The Reformation: Monday - Sola Scriptura
As we approach the 500 year anniversary of the start of the Protestant Reformation, it's an opportune time to think through the doctrines that brought the Reformation to begin with, eternal truths that we still protect today. They can be summarized in the 5 Solas: Latin terms for the 5 most definitive Christian defenses leading to this momentous event in church history.
Today we tackle Sola Scriptura. This is the doctrine that claims that God's Word alone is sufficient in giving us the truth necessary for salvation. The Bible takes itself this seriously within the Bible itself. "All Scripture is breathed out by God and profitable for teaching, for reproof, for correction, and for training in righteousness, that the man of God may be competent, equipped for every good work." (2 Tim. 3:16-17) Jesus considered sacred the revealed word of God to the prophets and the revealed law of God to Moses. Peter, in his letters, considers already the letters of Paul to be Scripture, the Word of God to be revered and protected (2 Peter 3:14-16). When the Incarnate Lord came down, it is fitting that he is described as The Word come down, dwelling amongst us. The second person of the Trinity brings with him the message of God's truth in his words, life, and actions, and he gives that same authority to the revealed Word as it had unfolded through redemptive history.
It is right then for us to defend the sufficiency of Scripture for salvation. It is not a tool that we use to guide people to truth, it is the guide itself. We point to it, not the other way around. No other institution, tradition, pastor, or ritual can teach you about salvation through Jesus Christ like the Word of God. It is true that at points in church history the church itself is elevated to a status of authority that befits it not, where its word coming down into the lives of people carries equal weight with the Word of God. It is never right for the church to take on this kind of authority. Instead the church is to take its authority from the Word of God, leading in spiritual guidance, Scriptural teaching, administering sacraments, and exercising discipline only as governed by God's Word.
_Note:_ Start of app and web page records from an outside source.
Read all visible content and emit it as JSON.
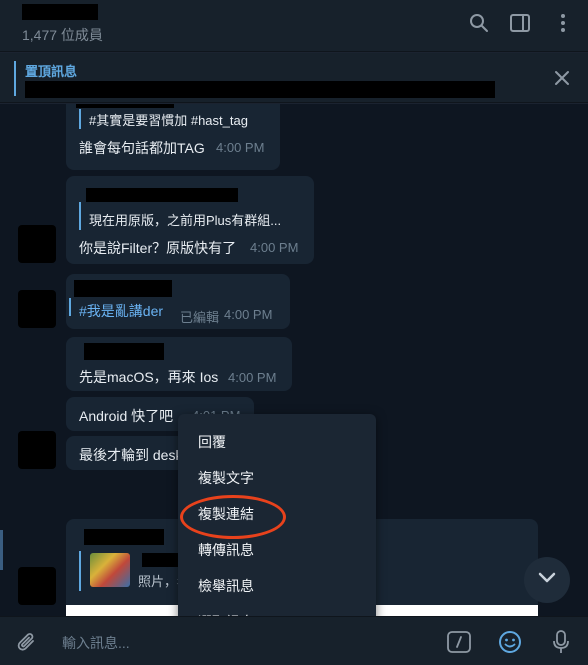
{
  "header": {
    "member_count": "1,477 位成員",
    "icons": [
      "search-icon",
      "sidebar-toggle-icon",
      "more-vertical-icon"
    ]
  },
  "pinned": {
    "title": "置頂訊息"
  },
  "messages": [
    {
      "quote": "#其實是要習慣加 #hast_tag",
      "text": "誰會每句話都加TAG",
      "time": "4:00 PM"
    },
    {
      "quote": "現在用原版，之前用Plus有群組...",
      "text": "你是說Filter？原版快有了",
      "time": "4:00 PM"
    },
    {
      "text": "#我是亂講der",
      "edited": "已編輯",
      "time": "4:00 PM"
    },
    {
      "text": "先是macOS，再來 Ios",
      "time": "4:00 PM"
    },
    {
      "text": "Android 快了吧",
      "time": "4:01 PM"
    },
    {
      "text": "最後才輪到 desk"
    },
    {
      "quote": "照片，看"
    }
  ],
  "context_menu": {
    "items": [
      "回覆",
      "複製文字",
      "複製連結",
      "轉傳訊息",
      "檢舉訊息",
      "選取訊息"
    ],
    "highlighted": "複製連結"
  },
  "input": {
    "placeholder": "輸入訊息..."
  },
  "colors": {
    "accent": "#5fa8e0",
    "highlight_ring": "#e8421c",
    "chat_bg": "#0e1621",
    "bubble_bg": "#182533"
  }
}
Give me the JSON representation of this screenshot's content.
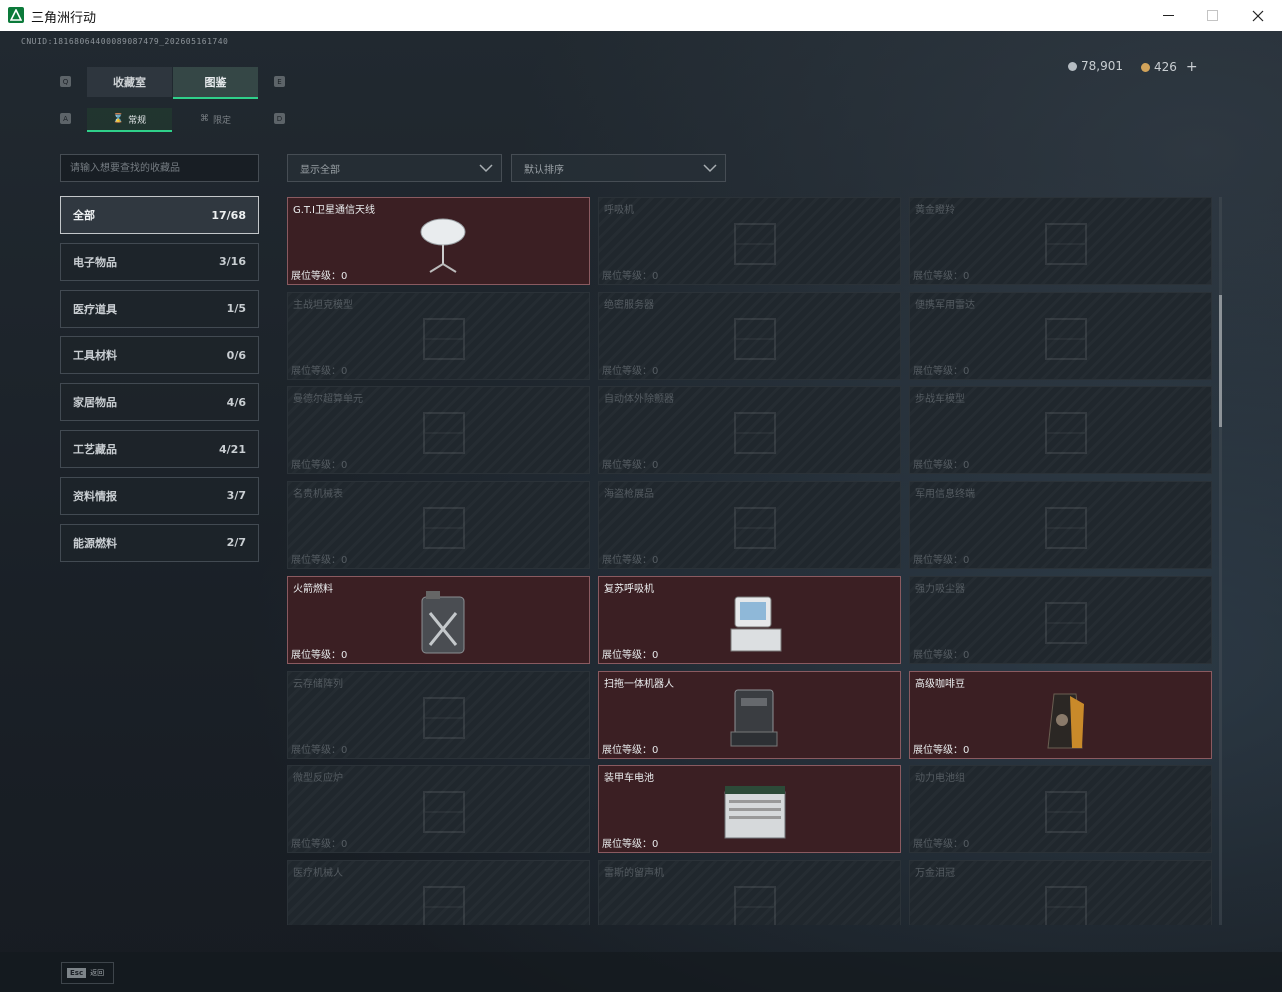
{
  "window": {
    "title": "三角洲行动"
  },
  "header": {
    "uid": "CNUID:1816806440008908747​9_202605161740",
    "currencies": [
      {
        "value": "78,901",
        "color": "#b5bcc2"
      },
      {
        "value": "426",
        "color": "#d2a35a"
      }
    ],
    "add_symbol": "+"
  },
  "tabs": [
    {
      "label": "收藏室",
      "active": false
    },
    {
      "label": "图鉴",
      "active": true
    }
  ],
  "subtabs": [
    {
      "label": "常规",
      "active": true
    },
    {
      "label": "限定",
      "active": false
    }
  ],
  "key_hints": {
    "tab_left": "Q",
    "tab_right": "E",
    "sub_left": "A",
    "sub_right": "D"
  },
  "search": {
    "placeholder": "请输入想要查找的收藏品"
  },
  "filters": {
    "display": "显示全部",
    "sort": "默认排序"
  },
  "categories": [
    {
      "label": "全部",
      "count": "17/68",
      "active": true
    },
    {
      "label": "电子物品",
      "count": "3/16",
      "active": false
    },
    {
      "label": "医疗道具",
      "count": "1/5",
      "active": false
    },
    {
      "label": "工具材料",
      "count": "0/6",
      "active": false
    },
    {
      "label": "家居物品",
      "count": "4/6",
      "active": false
    },
    {
      "label": "工艺藏品",
      "count": "4/21",
      "active": false
    },
    {
      "label": "资料情报",
      "count": "3/7",
      "active": false
    },
    {
      "label": "能源燃料",
      "count": "2/7",
      "active": false
    }
  ],
  "level_label": "展位等级：",
  "items": [
    {
      "name": "G.T.I卫星通信天线",
      "level": "0",
      "owned": true,
      "icon": "satellite-dish-icon"
    },
    {
      "name": "呼吸机",
      "level": "0",
      "owned": false,
      "icon": "ventilator-icon"
    },
    {
      "name": "黄金瞪羚",
      "level": "0",
      "owned": false,
      "icon": "gazelle-statue-icon"
    },
    {
      "name": "主战坦克模型",
      "level": "0",
      "owned": false,
      "icon": "tank-model-icon"
    },
    {
      "name": "绝密服务器",
      "level": "0",
      "owned": false,
      "icon": "server-icon"
    },
    {
      "name": "便携军用雷达",
      "level": "0",
      "owned": false,
      "icon": "radar-icon"
    },
    {
      "name": "曼德尔超算单元",
      "level": "0",
      "owned": false,
      "icon": "compute-unit-icon"
    },
    {
      "name": "自动体外除颤器",
      "level": "0",
      "owned": false,
      "icon": "defibrillator-icon"
    },
    {
      "name": "步战车模型",
      "level": "0",
      "owned": false,
      "icon": "ifv-model-icon"
    },
    {
      "name": "名贵机械表",
      "level": "0",
      "owned": false,
      "icon": "watch-icon"
    },
    {
      "name": "海盗枪展品",
      "level": "0",
      "owned": false,
      "icon": "rifle-icon"
    },
    {
      "name": "军用信息终端",
      "level": "0",
      "owned": false,
      "icon": "terminal-icon"
    },
    {
      "name": "火箭燃料",
      "level": "0",
      "owned": true,
      "icon": "fuel-canister-icon"
    },
    {
      "name": "复苏呼吸机",
      "level": "0",
      "owned": true,
      "icon": "resuscitator-icon"
    },
    {
      "name": "强力吸尘器",
      "level": "0",
      "owned": false,
      "icon": "vacuum-icon"
    },
    {
      "name": "云存储阵列",
      "level": "0",
      "owned": false,
      "icon": "storage-array-icon"
    },
    {
      "name": "扫拖一体机器人",
      "level": "0",
      "owned": true,
      "icon": "robot-vacuum-icon"
    },
    {
      "name": "高级咖啡豆",
      "level": "0",
      "owned": true,
      "icon": "coffee-bag-icon"
    },
    {
      "name": "微型反应炉",
      "level": "0",
      "owned": false,
      "icon": "reactor-icon"
    },
    {
      "name": "装甲车电池",
      "level": "0",
      "owned": true,
      "icon": "battery-icon"
    },
    {
      "name": "动力电池组",
      "level": "0",
      "owned": false,
      "icon": "battery-pack-icon"
    },
    {
      "name": "医疗机械人",
      "level": "",
      "owned": false,
      "icon": "medical-robot-icon"
    },
    {
      "name": "雷斯的留声机",
      "level": "",
      "owned": false,
      "icon": "gramophone-icon"
    },
    {
      "name": "万金泪冠",
      "level": "",
      "owned": false,
      "icon": "crown-icon"
    }
  ],
  "footer": {
    "esc_key": "Esc",
    "esc_label": "返回"
  }
}
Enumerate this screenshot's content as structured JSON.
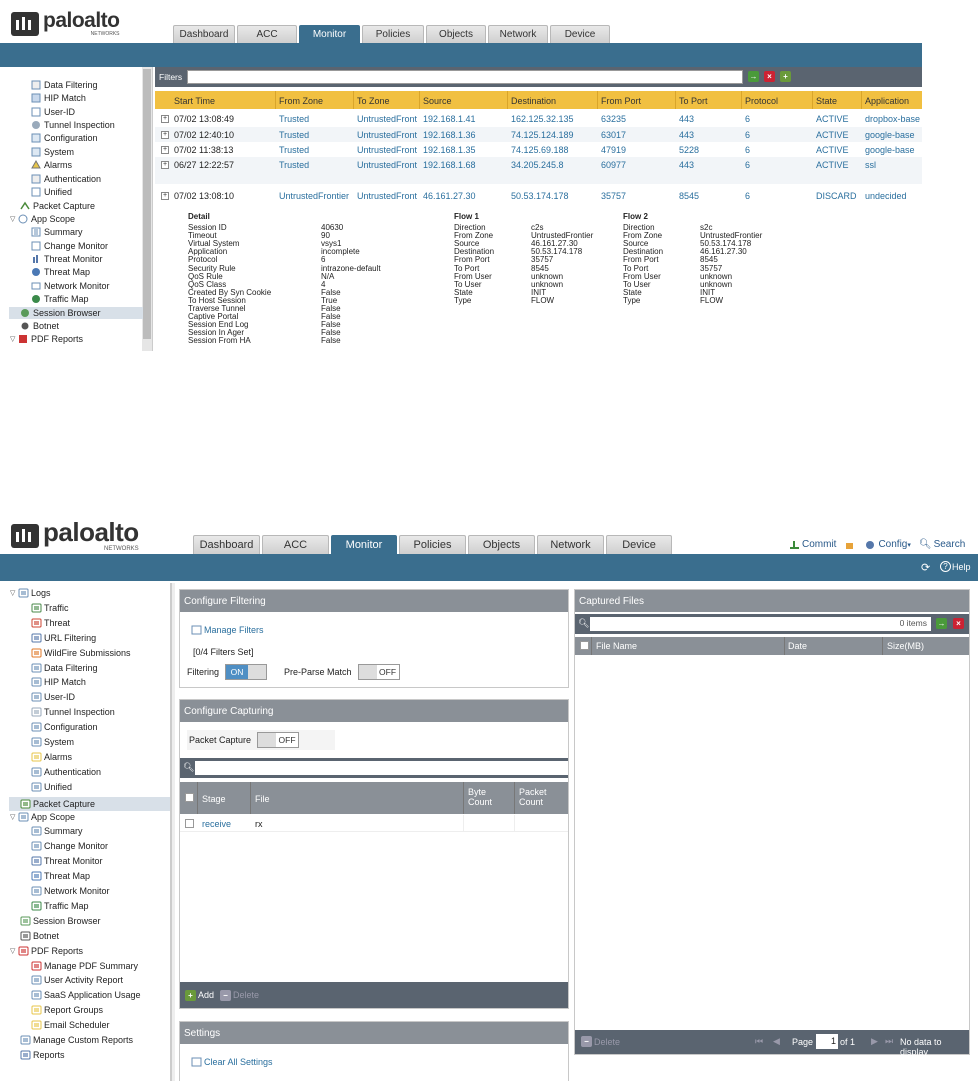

There is a strong theme of the conscience that runs throughout the New Testament. Our thoughts and instincts are to be tested against God's Word, but in matters where the decision is not just clear from the Bible, the conscience is to guide - a conscience governed by study of The Word. But the church is not to be a substitute where God's Word is silent - the church is not to bind one's conscience by deciding on behalf of the whole.
I used to describe Scriptural authority this way to children: if you were lost in a forest and met three people, who would you follow: the first man says he's as lost as you are, no idea how he got there; the second person said he's been there before, has some familiarity with these trails, so he thinks he can get you home; the third person says, "I invented these trails. I made this forest - follow me." You would follow person #3. And the Lord of the universe has given us a guidebook, and in it is the gift of life. Devour it for all that it is and rest in its completeness.